Mitt Romney, Republican candidate for President, doesn't like to mention the "M-word": Mormon. Photo credit: Gage Skidmore via flickr
Orson Welles once observed that politics was, in essence, an act. Republican presidential hopeful Mitt Romney’s recent commencement speech at Liberty University – the largest Christian University in the world - was certainly a kind of act: A balancing act on how to talk about his religion.
Or rather, to not talk about his religion while still talking about religion – because Romney did not use the word “Mormon” once in this speech. And he made just one glancing reference to Salt Lake City, Mormonism’s home, when he spoke of his role in rescuing the “2002 Olympics in Salt Lake City.”
Romney has a big problem getting people to vote for a Mormon, so he doesn’t mention the Mormons. But equally he knows that he has to find a way to connect with the massive mainstream Christian vote. At Liberty University, he did this by reaching out to what is shared not what is different: “People of different faiths, like yours and mine, sometimes wonder where we can meet in common purpose, when there are so many differences in creed and theology. Surely the answer is that we can meet in service, in shared moral convictions about our nation stemming from a common worldview.”
“We can meet in service” is a brilliant phrase – playing on the joint connotations of religious service and public service, say, of an elected official.

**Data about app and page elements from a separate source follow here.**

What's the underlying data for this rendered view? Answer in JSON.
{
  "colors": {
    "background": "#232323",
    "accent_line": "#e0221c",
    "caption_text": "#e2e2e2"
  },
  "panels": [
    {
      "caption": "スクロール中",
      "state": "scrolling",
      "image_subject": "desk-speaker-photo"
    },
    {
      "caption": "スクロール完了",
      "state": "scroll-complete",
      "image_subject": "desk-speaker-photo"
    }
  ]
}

By bringing these two ideas together in a single phrase he brings them together in his audience’s minds: the connection suggesting that voting him in as president has a Christian outcome – because he will do what a good orthodox Christian would do. (Note too that Romney addressed his university audience in a black academic gown, with its broad white strap drawn up high– which made him look like a very well dressed clergyman).

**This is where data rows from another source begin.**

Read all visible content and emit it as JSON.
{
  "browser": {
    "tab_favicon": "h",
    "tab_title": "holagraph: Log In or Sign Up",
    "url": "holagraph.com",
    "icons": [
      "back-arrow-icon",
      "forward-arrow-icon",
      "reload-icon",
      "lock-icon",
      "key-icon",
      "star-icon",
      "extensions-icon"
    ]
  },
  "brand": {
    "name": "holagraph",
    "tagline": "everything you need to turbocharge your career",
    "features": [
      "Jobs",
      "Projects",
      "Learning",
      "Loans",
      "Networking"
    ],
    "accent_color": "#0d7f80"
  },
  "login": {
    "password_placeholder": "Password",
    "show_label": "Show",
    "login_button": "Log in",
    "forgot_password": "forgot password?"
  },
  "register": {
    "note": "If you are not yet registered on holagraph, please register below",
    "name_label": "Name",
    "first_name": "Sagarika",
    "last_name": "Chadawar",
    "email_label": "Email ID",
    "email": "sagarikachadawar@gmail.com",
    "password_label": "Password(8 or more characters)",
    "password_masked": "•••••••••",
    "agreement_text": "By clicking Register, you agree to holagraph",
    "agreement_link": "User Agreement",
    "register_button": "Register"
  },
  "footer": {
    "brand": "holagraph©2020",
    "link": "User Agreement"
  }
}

So this important speech was all about proving his “orthodoxy”. Route One to orthodoxy is the family. So for instance Romney quoted C. S. Lewis ( a favorite Christian professor) as saying: “The home is the ultimate career. All other careers exist for one purpose, and that is to support the ultimate career.”
Of course, most critically of all, orthodoxy rests in marriage. Romney alluded to this when he remarked that fundamental principles of faith may become topics of democratic debate: “So it is today with the enduring institution of marriage. Marriage is a relationship between one man and one woman.” This was in sharp contrast to President Barack Obama endorsing same-sex marriage during an interview with ABC News this week, albeit while recognising that some people would have a big problem with this.

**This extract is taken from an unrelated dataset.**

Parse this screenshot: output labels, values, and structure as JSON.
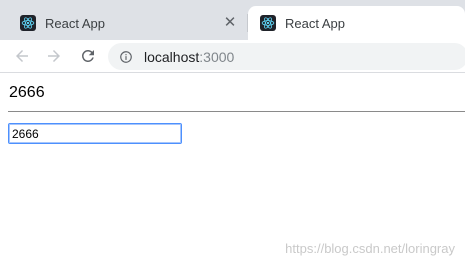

In these speeches it seemed that both candidates are heading out on the Christian campaign trail – and finding it a narrow and tricky one. Both are only too aware that religion and the religious vote is going to have a profound effect on the outcome of the presidential election. Romney observed: “Religious liberty is the first freedom in our Constitution.”
In fact, he could have said it is the first thing on the electorate’s subconscious. Bill Clinton’s 1992 campaign theme was “It’s the economy, stupid.” For Romney, 20 years on, “It’s the religion, stupid.” – whether that refers to his own Mormon faith, or the overwhelming influence of heartland Christians in determining the vote.